Adjusting to life with a newborn means a new routine for everyone. And a small (but important!) part of your daily routine is tummy time. These few minutes every day build up to big benefits. Read on to learn the many benefits of tummy time.

Note: If you haven’t already, check out our tips for starting tummy time safely.

Mom shows the benefits of tummy time as she bonds with her baby

Graphic shows the emotional benefits of tummy time or how you can use tummy time for bonding with baby

Tummy time is a great time for bonding with your baby. When you communicate and connect positively during tummy time, it helps develop trust, which can lay the foundation for your baby to build resilience (the ability to handle life’s ups and downs) as they grow.

Here are some ways to connect with your baby during tummy time: 

  • Communicate with your baby. Talking, singing and making silly noises with your baby helps them begin to understand sounds and tones to help develop their language skills.
  • Show love through physical touch. Try “tummy-to-tummy” time. Similar to skin-to-skin contact you may have practiced after birth, this is a way to build physical connection with your baby. If you are awake and alert, place your baby on your belly, allowing them to move their arms, legs and head.
  • Make eye contact. Get on your baby’s level and make silly faces, smile, play peek-a-boo, or simply look into their eyes. Interactions like these will help with your baby’s brain development.
  • Provide comfort. Your baby may not love tummy time at first, and they may cry or get fussy, but that’s OK. Sometimes it takes children a while to get used to new experiences and routines. Try tummy time and if they cry try to soothe them. If they’re still fussy, it’s OK to pick them up and try again later. 

Graphic shows how tummy time is like sensory play for babies as they explore the world and their own bodies

When you put your baby down for tummy time, their entire world opens up from a different perspective. Think about it—the world looks different when you’re on your back, when you’re on your stomach or when you’re being held.

In this way, tummy time is early sensory play for babies. Other ways tummy time helps build your baby’s sensory experiences:

  • It allows your baby to feel different textures, like being on the carpet, a play mat or a clean hardwood floor. You can even put half their body on one surface while the other half touches a different type of surface.
  • It’s an opportunity for vestibular experiences. This is a technical way of saying it allows your baby to feel different movements with their head, from lifting to turning side to side.
  • It lets your baby get more in tune with things. Whether they’re exploring their own body, feelings and movements or simply taking in their surroundings, your baby has a lot of new experiences during tummy time. 

Graphic shows the physical benefits of tummy time or how tummy time helps babies’ physical development
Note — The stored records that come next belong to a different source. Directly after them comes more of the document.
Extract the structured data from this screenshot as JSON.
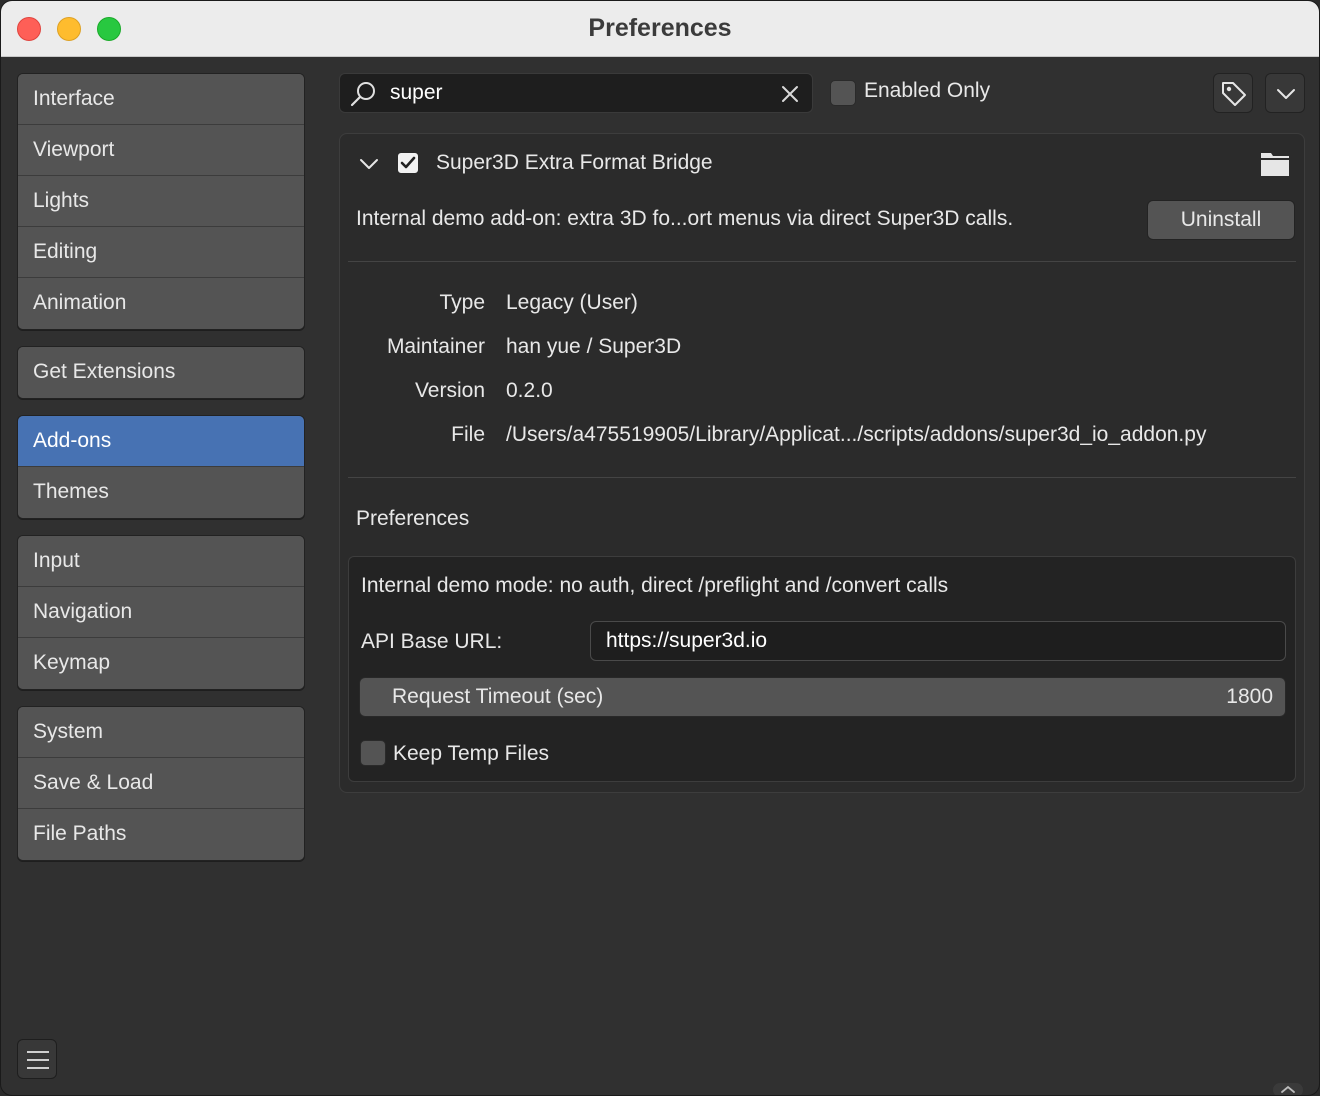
{
  "window": {
    "title": "Preferences"
  },
  "sidebar": {
    "groups": [
      [
        {
          "label": "Interface"
        },
        {
          "label": "Viewport"
        },
        {
          "label": "Lights"
        },
        {
          "label": "Editing"
        },
        {
          "label": "Animation"
        }
      ],
      [
        {
          "label": "Get Extensions"
        }
      ],
      [
        {
          "label": "Add-ons",
          "active": true
        },
        {
          "label": "Themes"
        }
      ],
      [
        {
          "label": "Input"
        },
        {
          "label": "Navigation"
        },
        {
          "label": "Keymap"
        }
      ],
      [
        {
          "label": "System"
        },
        {
          "label": "Save & Load"
        },
        {
          "label": "File Paths"
        }
      ]
    ]
  },
  "toolbar": {
    "search_value": "super",
    "enabled_only_label": "Enabled Only",
    "enabled_only_checked": false
  },
  "addon": {
    "name": "Super3D Extra Format Bridge",
    "enabled": true,
    "expanded": true,
    "description": "Internal demo add-on: extra 3D fo...ort menus via direct Super3D calls.",
    "uninstall_label": "Uninstall",
    "meta": {
      "type_label": "Type",
      "type_value": "Legacy (User)",
      "maintainer_label": "Maintainer",
      "maintainer_value": "han yue / Super3D",
      "version_label": "Version",
      "version_value": "0.2.0",
      "file_label": "File",
      "file_value": "/Users/a475519905/Library/Applicat.../scripts/addons/super3d_io_addon.py"
    },
    "preferences": {
      "title": "Preferences",
      "note": "Internal demo mode: no auth, direct /preflight and /convert calls",
      "api_label": "API Base URL:",
      "api_value": "https://super3d.io",
      "timeout_label": "Request Timeout (sec)",
      "timeout_value": "1800",
      "keep_temp_label": "Keep Temp Files",
      "keep_temp_checked": false
    }
  },
  "colors": {
    "accent": "#4772b3",
    "panel": "#303030",
    "button": "#545454"
  }
}
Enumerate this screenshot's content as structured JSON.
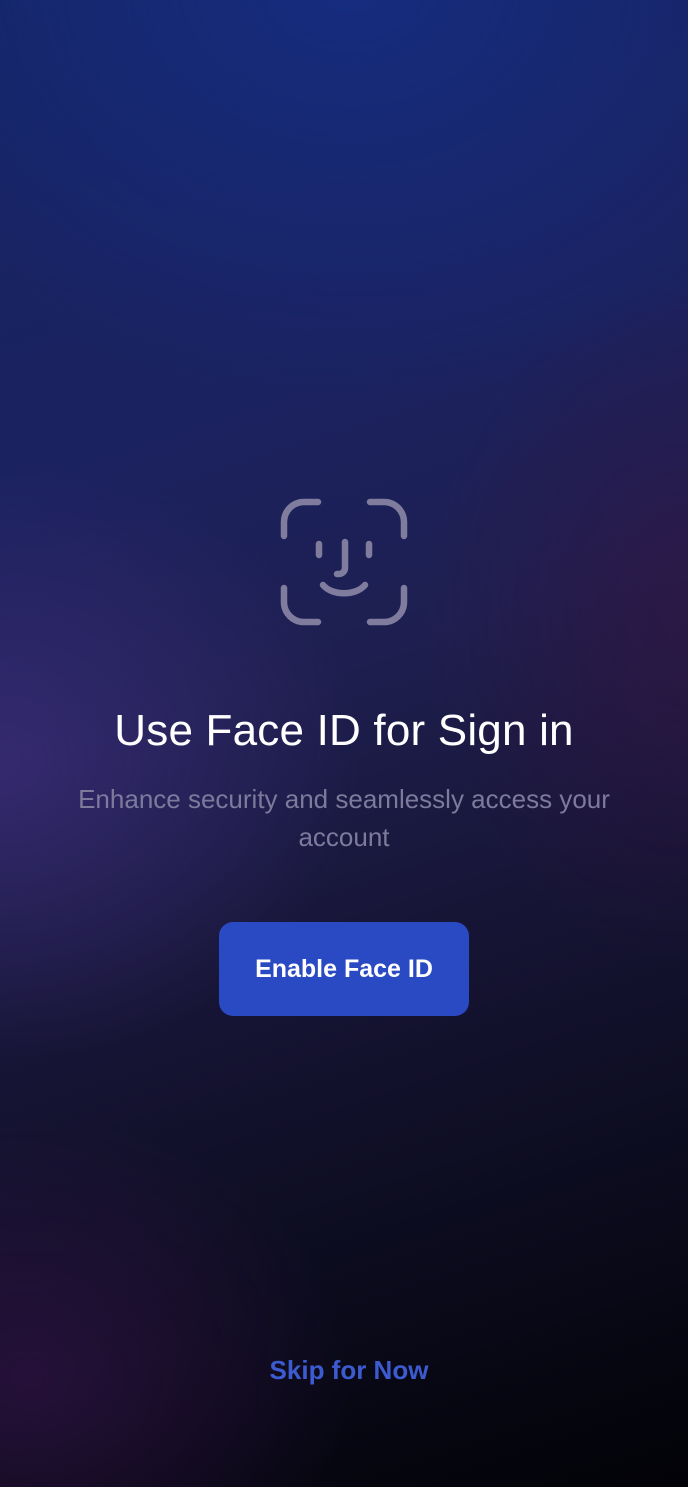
{
  "icon": "face-id-icon",
  "colors": {
    "accent": "#2a4ac4",
    "link": "#3d5bd0",
    "title": "#ffffff",
    "subtitle": "#7d7a9c",
    "icon_stroke": "#7f7c9e"
  },
  "title": "Use Face ID for Sign in",
  "subtitle": "Enhance security and seamlessly access your account",
  "primary_button_label": "Enable Face ID",
  "skip_link_label": "Skip for Now"
}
You may have heard that tummy time is for helping your baby lift their head. While this is definitely true, there are so many other ways that tummy time helps with babies’ physical development.

Tummy time:

  • Helps babies build muscle strength. And not just in their necks! Time on their belly helps your baby gain the ability to move their muscles freely and strengthens their arms, legs and core muscles.
  • Helps babies reach developmental milestones. All that muscle strengthening helps babies roll over, sit up, crawl and, eventually, walk.
  • Improves babies’ early feeding skills. Building upper body strength and balance helps your baby get the skills they need to start eating solid foods, like reaching, gripping and grasping.
  • Helps prevent flat spots on your baby’s head. A flat spot on the head is called positional plagiocephaly. When a baby is positioned on their back for too long, they can develop these.
  • Can loosen neck muscles. If your child is born with tight neck muscles (torticollis), tummy time encourages your baby to turn their head more, which can help relax their neck muscles.